-Somatic motor neuron releases ACh at neuromuscular junction
-Net entry of Na+ through ACh receptor-channel initiates a muscle AP
-AP in T-tubule alters conformation of DHP receptor
-DHP receptor opens RyR Ca2+ release channels in sarcoplasmic reticulum, and Ca2+ enters cytoplasm
-Ca2+ binds to troponin, allowing actin-myosin binding
-Myosin heads executer power stroke
-Actin filament slides toward center of sarcomere
-Sarcoplasmic Ca2+ATPase pumps Ca2+ back into SR
-Decrease in free cytosolic Ca2+ causes Ca2+ to unbind from troponin
-Tropomyosin re-covers binding site. When myosin heads release, elastic elements pull filaments back to their relaxed position

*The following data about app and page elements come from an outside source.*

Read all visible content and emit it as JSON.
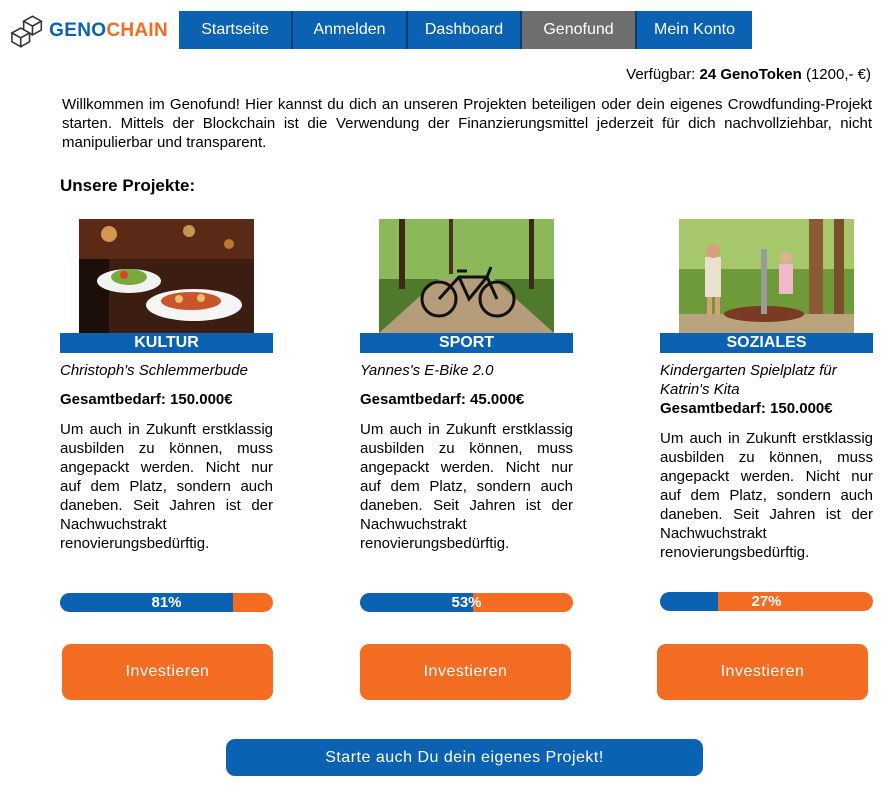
{
  "logo": {
    "part1": "GENO",
    "part2": "CHAIN"
  },
  "nav": {
    "items": [
      {
        "label": "Startseite"
      },
      {
        "label": "Anmelden"
      },
      {
        "label": "Dashboard"
      },
      {
        "label": "Genofund",
        "active": true
      },
      {
        "label": "Mein Konto"
      }
    ]
  },
  "balance": {
    "prefix": "Verfügbar:",
    "amount": "24 GenoToken",
    "euro": "(1200,- €)"
  },
  "intro": "Willkommen im Genofund! Hier kannst du dich an unseren Projekten beteiligen oder dein eigenes Crowdfunding-Projekt starten. Mittels der Blockchain ist die Verwendung der Finanzierungsmittel jederzeit für dich nachvollziehbar, nicht manipulierbar und transparent.",
  "projects_title": "Unsere Projekte:",
  "projects": [
    {
      "category": "KULTUR",
      "name": "Christoph's Schlemmerbude",
      "need": "Gesamtbedarf: 150.000€",
      "description": "Um auch in Zukunft erstklassig ausbilden zu können, muss angepackt werden. Nicht nur auf dem Platz, sondern auch daneben. Seit Jahren ist der Nachwuchstrakt renovierungsbedürftig.",
      "progress": 0.81,
      "progress_label": "81%",
      "button": "Investieren"
    },
    {
      "category": "SPORT",
      "name": "Yannes's E-Bike 2.0",
      "need": "Gesamtbedarf:  45.000€",
      "description": "Um auch in Zukunft erstklassig ausbilden zu können, muss angepackt werden. Nicht nur auf dem Platz, sondern auch daneben. Seit Jahren ist der Nachwuchstrakt renovierungsbedürftig.",
      "progress": 0.53,
      "progress_label": "53%",
      "button": "Investieren"
    },
    {
      "category": "SOZIALES",
      "name": "Kindergarten Spielplatz für Katrin's Kita",
      "need": "Gesamtbedarf: 150.000€",
      "description": "Um auch in Zukunft erstklassig ausbilden zu können, muss angepackt werden. Nicht nur auf dem Platz, sondern auch daneben. Seit Jahren ist der Nachwuchstrakt renovierungsbedürftig.",
      "progress": 0.27,
      "progress_label": "27%",
      "button": "Investieren"
    }
  ],
  "start_button": "Starte auch Du dein eigenes Projekt!",
  "colors": {
    "brand_blue": "#0b62b2",
    "brand_orange": "#f36c21",
    "nav_active": "#6e6e6e"
  }
}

sarcolemma: This is the plasma membrane

transverse tubules: They are extensions of the cell membrane (sarcolemma) that associate with the ends (terminal cisternae) of the sarcoplasmic reticulum- go around myofibrils
T-tubule brings action potentials into interior of muscle fiber
Without these, a slower and less direct process would occur that would delay the response time of the muscle fiber b/c the AP reach the center of the fiber only by conduction of the AP through the cytosol

SR: Stores Ca2+
This Ca2+ binds to troponin and eventually releases from it

Thin Filaments: Each actin molecule has a myosin cross-bridge binding site
Thin filaments are entwined with tropomyosin molecules which block the cross-bridge binding sites (actin chain)
A three subunit troponin protein complex (TnC, TnT, TnI) is associated with each tropomyosin
One of the troponin subunits (TnC) has a calcium binding site
Each thin filament is surrounded by three thick filaments

Thick filaments: Each one is arranged so that the myosin heads are clustered at Z disk of the filament and the central region of the filament is a bundle of myosin tails
about 250 myosin molecules join to create thick filament
Arranged so that the myosin heads are clustered at each end of the filament, and the center region of the filament is a bundle of myosin tails
Each thick filament is surrounded by 6 thin filaments

Troponin: Binds with Ca2+ in order to move tropomyosin out of the way for myosin to bind to actin and produce the power stroke

Tropomyosin: A tube-shaped protein found in thin actin filaments of muscle fibres. Tropomyosin has a control function; when calcium ion concentration is low within a muscle fibre, the tropomyosin inhibits muscle contraction by blocking the binding site on actin, thereby preventing myosin cross-bridges from attaching